Experiment Uses Chicken Litter for Fuel

Maryland utility officials are burning chicken litter as fuel for a power plant in an experiment that is hoped to provide a solution to the Delmarva Peninsula's waste management problem.

Maryland Environmental Services, a state agency, is running the three-day experiment at the Eastern Correctional Institute.

The litter, a mix of chicken manure and hay scraped from the floors of chicken houses, is compressed into pellets by an Eastern Shore company. The power plant, which usually burns wood chips, provides heat and electricity to the 3,200-inmate prison.

THE REGION

Region to Revise Drought Emergency Plan

Regional officials agreed yesterday to rewrite their drought emergency plan in hope of avoiding last summer's confusion over differing water restrictions in local jurisdictions.

The new plan would include a graduated set of scarce water conditions that would trigger local governments first to declare a drought situation, then ask for voluntary conservation, then call for limited water-use restrictions before, in the worst case, mandating broader restrictions. The triggers have not been agreed upon yet but would include such things as the level of the Potomac River.

The proposal for a new drought plan, made by a task force, was approved yesterday by the board of directors of the Metropolitan Washington Council of Governments.

QUOTE OF THE DAY

"It's just a matter of me doing what I had to do that day, like any other day. It just so happens it was a bad day."

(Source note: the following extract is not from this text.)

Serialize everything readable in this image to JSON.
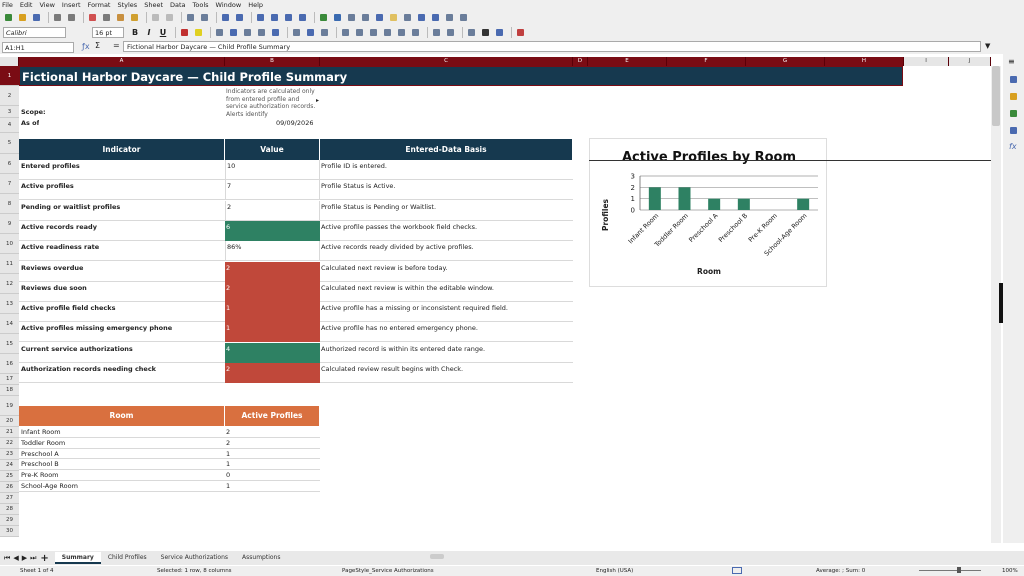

-- Alfred Rascon, who as an Army medic dashed through machine gun fire and grenade blasts to treat the wounded during a 1966 battle in Vietnam and was severely wounded himself. He is now on the verge of receiving the Medal of Honor. His original recommendation for the medal was lost, and efforts to correct the situation were bogged down for years in the Pentagon bureaucracy.